  • Rating: 3 out of 5 stars
    Substance: Intricate conspiracy plot and questions of honor, loyalty, and trust. Puts what could be abstract moral statements in the mouths of real people, giving all factions a spokesman. Expresses what may be Card's own POV on the current political situation and the fundamental questions facing the US citizens regarding governance. Unlikely anyone could pull off "President Torrent's" coup, because no on is that smart, although Card makes as good a case as any for his intellect and election. (See "Empire").Style: Action-adventure with moral philosophy.
  • Rating: 3 out of 5 stars
    I really liked the first Empire novel, but as is unfortunately typical with Orson Scott Card, I wasn't nearly as enamored of this sequel. It just seems to lack the heart, the moral center, the fun qualities of the first book. It's hard to explain without giving away spoilers, but at times I just couldn't connect to these characters and what they were doing, and it was the characters from the previous book I had this problem with. I almost think it's worth it to pretend this is an alternate universe. If I'd gone in with that mindset, I'd have enjoyed the book more.

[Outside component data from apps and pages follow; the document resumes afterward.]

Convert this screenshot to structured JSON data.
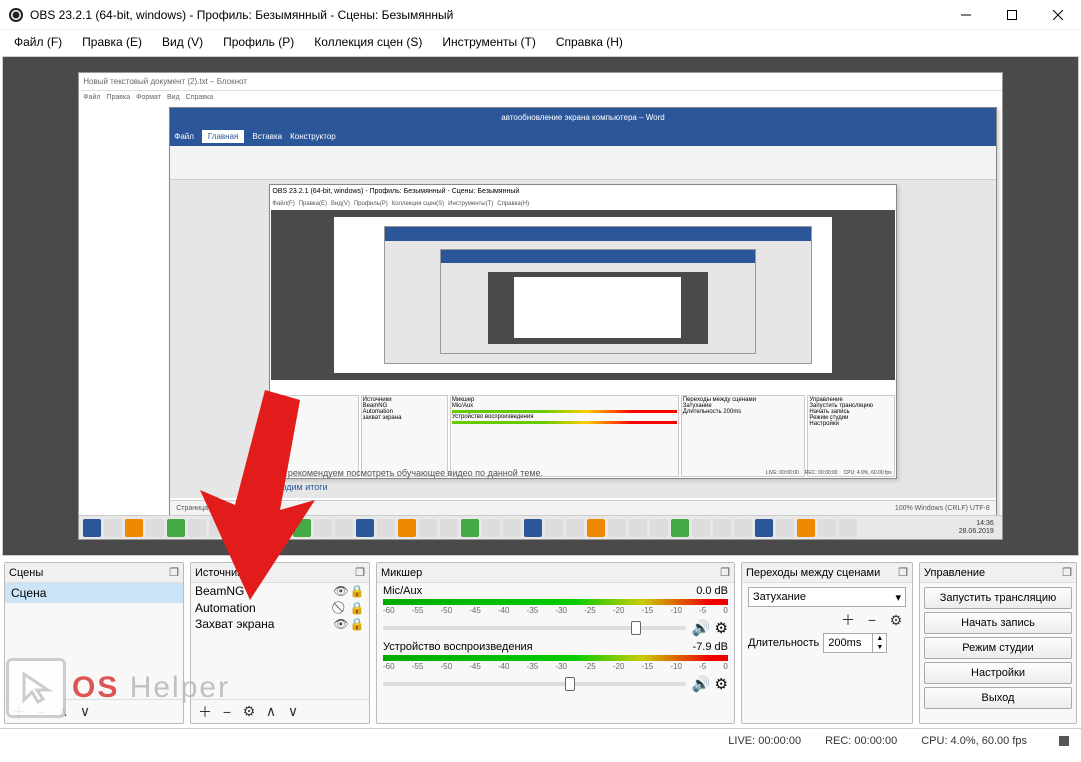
{
  "window": {
    "title": "OBS 23.2.1 (64-bit, windows) - Профиль: Безымянный - Сцены: Безымянный"
  },
  "menubar": {
    "file": "Файл (F)",
    "edit": "Правка (E)",
    "view": "Вид (V)",
    "profile": "Профиль (P)",
    "scenes": "Коллекция сцен (S)",
    "tools": "Инструменты (T)",
    "help": "Справка (H)"
  },
  "panels": {
    "scenes": {
      "title": "Сцены",
      "items": [
        "Сцена"
      ]
    },
    "sources": {
      "title": "Источники",
      "items": [
        {
          "label": "BeamNG",
          "visible": true,
          "locked": true
        },
        {
          "label": "Automation",
          "visible": false,
          "locked": true
        },
        {
          "label": "Захват экрана",
          "visible": true,
          "locked": true
        }
      ]
    },
    "mixer": {
      "title": "Микшер",
      "channels": [
        {
          "name": "Mic/Aux",
          "db": "0.0 dB",
          "thumb_pct": 82
        },
        {
          "name": "Устройство воспроизведения",
          "db": "-7.9 dB",
          "thumb_pct": 60
        }
      ],
      "ticks": [
        "-60",
        "-55",
        "-50",
        "-45",
        "-40",
        "-35",
        "-30",
        "-25",
        "-20",
        "-15",
        "-10",
        "-5",
        "0"
      ]
    },
    "transitions": {
      "title": "Переходы между сценами",
      "selected": "Затухание",
      "duration_label": "Длительность",
      "duration_value": "200ms"
    },
    "controls": {
      "title": "Управление",
      "buttons": [
        "Запустить трансляцию",
        "Начать запись",
        "Режим студии",
        "Настройки",
        "Выход"
      ]
    }
  },
  "statusbar": {
    "live": "LIVE: 00:00:00",
    "rec": "REC: 00:00:00",
    "cpu": "CPU: 4.0%, 60.00 fps"
  },
  "nested": {
    "notepad_title": "Новый текстовый документ (2).txt – Блокнот",
    "word_title": "автообновление экрана компьютера – Word",
    "obs_title": "OBS 23.2.1 (64-bit, windows) - Профиль: Безымянный - Сцены: Безымянный",
    "body_text": "Также рекомендуем посмотреть обучающее видео по данной теме.",
    "body_link": "Подводим итоги",
    "word_status_left": "Страница 1 из 1    русский",
    "word_status_right": "100%   Windows (CRLF)   UTF-8",
    "clock": "14:36\n28.06.2019"
  },
  "watermark": {
    "os": "OS",
    "helper": "Helper"
  }
}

  • Rating: 1 out of 5 stars
    Oh, dear. What a pile of pious crap from someone who can do so much better. About the best thing I can say for this is that its better than the first book in the series: Empire. If you want a right wing, fundamentalist Christian/Mormon inspired vision of the US becoming a world empire, then this book is for you. I'm terribly afraid that in a later book we will discover the President is actually the anti-christ.